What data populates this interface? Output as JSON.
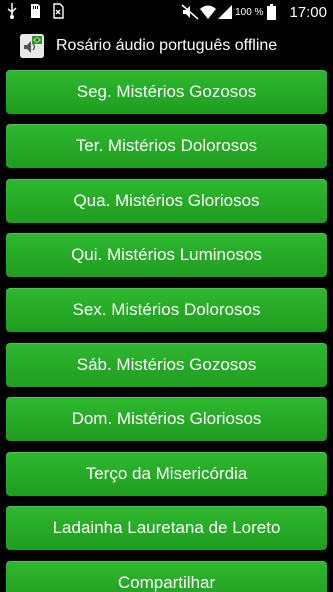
{
  "status_bar": {
    "left_icons": [
      "usb-icon",
      "sd-card-icon",
      "download-icon"
    ],
    "right_icons": [
      "mute-icon",
      "wifi-icon",
      "signal-icon",
      "battery-icon"
    ],
    "battery_percent": "100 %",
    "time": "17:00"
  },
  "app_bar": {
    "icon": "rosary-audio-app-icon",
    "title": "Rosário áudio português offline"
  },
  "colors": {
    "button_green": "#22a822",
    "background": "#000000",
    "text": "#ffffff"
  },
  "menu": {
    "items": [
      {
        "label": "Seg. Mistérios Gozosos"
      },
      {
        "label": "Ter. Mistérios Dolorosos"
      },
      {
        "label": "Qua. Mistérios Gloriosos"
      },
      {
        "label": "Qui. Mistérios Luminosos"
      },
      {
        "label": "Sex. Mistérios Dolorosos"
      },
      {
        "label": "Sáb. Mistérios Gozosos"
      },
      {
        "label": "Dom. Mistérios Gloriosos"
      },
      {
        "label": "Terço da Misericórdia"
      },
      {
        "label": "Ladainha Lauretana de Loreto"
      },
      {
        "label": "Compartilhar"
      }
    ]
  }
}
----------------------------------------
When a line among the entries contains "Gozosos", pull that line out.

== Answer to this problem ==
        "label": "Seg. Mistérios Gozosos"
        "label": "Sáb. Mistérios Gozosos"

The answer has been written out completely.